November 4, 2022
Elections and Affirmative Action
If you’re like me right now, you can’t help but keep at least one eye on the election in these final days before the midterms. In which case, you are also probably deeply worried about the midterms and what they could spell for the fate of our democracy. I would be doing a disservice if I didn’t take this moment to underscore the importance of all eligible voters voting. If you’ve already voted or have a plan to vote, make sure friends and family are doing the same. Make sure they are voting their full ballot.
I also want to acknowledge our collective and genuine alarm about this moment of truth for our democracy. We are all watching specific races that will determine who will oversee elections in certain states moving forward, including overseeing the 2024 presidential election. We are, and I don’t think this is overstating it, terrified of having proponents of election subversion in charge of overseeing and certifying election results. This alarm is valid, and it underscores the importance of all of us being engaged and outspoken about the real threat of election subversion in this country and of safeguarding the guardrails of democracy. Democracy is not a given, and it should not be taken for granted.
That said, there is a lot of speculation going around about how the elections will turn out. It’s only that, however, speculation. Nobody knows. And anybody who says they do know how the elections will turn out is doing a disservice to the electoral process. As stressful as the uncertainty can be, it is also a reflection of democracy. We don’t know who will win because voters are still voting. I want to take every opportunity to thank those who also serving as poll workers this election cycle. Still, we are hearing about poll worker shortages in some states, just underscoring how important poll workers and election administrators are to our elections.
Here at ACS, we have been thinking and planning for various election outcomes for several months. I want to note here a few things that we can do and will be doing after the midterms, regardless of the election results:
Ensuring the Senate confirms at least 30 judges during the lame duck. We are committed to our Path to the Bench initiative and to diversifying the federal bench. Our work in identifying and recruiting candidates for federal and state courts will continue no matter what because we know courts matter. Just like state court judges are now on the frontlines of protecting abortion rights, state and federal judge are increasingly on the frontlines of protecting the guardrails of our democracy, including election laws. We saw proponents of the Big Lie turn to the courts in 2020, and our courts held firm in upholding the rule of law. We need to ensure that those sitting on state and federal courts are diverse, qualified judges who are committed to the rule of law and to vindicating our fundamental rights. That’s why we are already calling on the Senate to confirm 30 more judicial nominees during the lame duck. Regardless of how the elections turn out, the Senate must maximize the lame duck session to confirm judges. There can be no excuse not to confirm at least 30 judges before the end of the year.
Help us urge the Senate to Confirm 30 by sharing this graphic on your social media accounts:

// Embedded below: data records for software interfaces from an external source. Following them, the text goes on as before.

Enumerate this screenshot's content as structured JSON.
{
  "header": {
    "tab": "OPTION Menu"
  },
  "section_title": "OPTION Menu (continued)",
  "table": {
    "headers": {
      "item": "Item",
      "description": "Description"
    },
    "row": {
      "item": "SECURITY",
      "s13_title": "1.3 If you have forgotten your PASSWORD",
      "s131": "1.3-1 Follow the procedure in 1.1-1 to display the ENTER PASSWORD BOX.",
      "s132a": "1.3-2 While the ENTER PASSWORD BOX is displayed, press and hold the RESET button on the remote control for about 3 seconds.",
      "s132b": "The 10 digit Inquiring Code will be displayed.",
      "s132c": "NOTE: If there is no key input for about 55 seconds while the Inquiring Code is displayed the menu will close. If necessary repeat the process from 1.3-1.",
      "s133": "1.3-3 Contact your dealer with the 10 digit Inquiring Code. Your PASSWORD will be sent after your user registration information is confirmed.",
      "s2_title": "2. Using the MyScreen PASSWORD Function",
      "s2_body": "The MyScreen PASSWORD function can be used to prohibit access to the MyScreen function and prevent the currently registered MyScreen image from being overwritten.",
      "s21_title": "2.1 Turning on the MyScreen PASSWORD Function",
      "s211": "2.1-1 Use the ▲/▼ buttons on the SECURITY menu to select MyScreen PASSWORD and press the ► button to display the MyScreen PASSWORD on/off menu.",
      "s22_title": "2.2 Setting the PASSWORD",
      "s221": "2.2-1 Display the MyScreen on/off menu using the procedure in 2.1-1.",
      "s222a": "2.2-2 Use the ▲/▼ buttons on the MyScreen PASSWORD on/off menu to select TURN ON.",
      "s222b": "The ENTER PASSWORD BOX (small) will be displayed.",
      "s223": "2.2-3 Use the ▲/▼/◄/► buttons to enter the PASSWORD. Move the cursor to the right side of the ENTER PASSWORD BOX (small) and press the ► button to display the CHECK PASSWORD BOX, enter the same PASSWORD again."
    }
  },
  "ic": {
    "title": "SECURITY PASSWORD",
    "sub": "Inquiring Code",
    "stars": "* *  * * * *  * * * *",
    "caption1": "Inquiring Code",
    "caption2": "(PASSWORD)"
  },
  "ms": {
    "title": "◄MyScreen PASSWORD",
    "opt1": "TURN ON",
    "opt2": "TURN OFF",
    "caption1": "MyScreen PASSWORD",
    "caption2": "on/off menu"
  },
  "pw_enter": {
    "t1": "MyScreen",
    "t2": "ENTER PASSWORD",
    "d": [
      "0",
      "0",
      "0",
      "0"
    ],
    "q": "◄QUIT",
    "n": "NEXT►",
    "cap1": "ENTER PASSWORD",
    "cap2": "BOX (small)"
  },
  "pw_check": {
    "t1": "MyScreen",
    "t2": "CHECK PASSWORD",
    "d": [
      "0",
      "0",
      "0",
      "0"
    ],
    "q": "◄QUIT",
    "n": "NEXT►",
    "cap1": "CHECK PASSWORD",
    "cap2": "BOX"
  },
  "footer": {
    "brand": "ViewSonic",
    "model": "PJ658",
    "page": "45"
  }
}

Ongoing recruitment of our network to work for State Attorney General Offices, Secretary of State offices, and other state offices. It is not just the elected official in these offices who is doing the work to safeguard democracy. It is also the staff who are equally committed to the rule of law, to safeguarding democracy, and to protecting our fundamental rights. If you don’t want to run for office, consider working for one of these offices in your state.
Advocating for Supreme Court reform. I’m proud of ACS’s leadership on this issue and our commitment to seeing it through. This week was a glaring reminder of the impact that this Court’s legitimacy crisis has had and is poised to inflict. The Court heard two cases this week regarding affirmative action, and the conservative supermajority left little doubt that they are looking to wipe out the narrow precedent that currently enables colleges and universities to use race as one of many factors in determining admissions. To wipe out affirmative action in higher education is to strike a blow to education access and to our country’s broader pursuit of a genuine multiracial democracy. We need truth, racial healing, and transformation in this country, and yet we have a packed Supreme Court more intent on reversing course and reinforcing white supremacy. We must reform the Supreme Court to restore the legitimacy of this institution.
We will all be watching what happens on Election Day. Nobody knows how these elections will turn out, which is why our top message, our top priority, and our top responsibility must be to vote. In addition to voting, I encourage you to speak out. Do not look away in these final days or in the days after. Do not tune out. We must remain engaged and be ready to champion progress and speak out against subversion. The preservation of democracy rests with We the People. And the work does not stop on Election Day.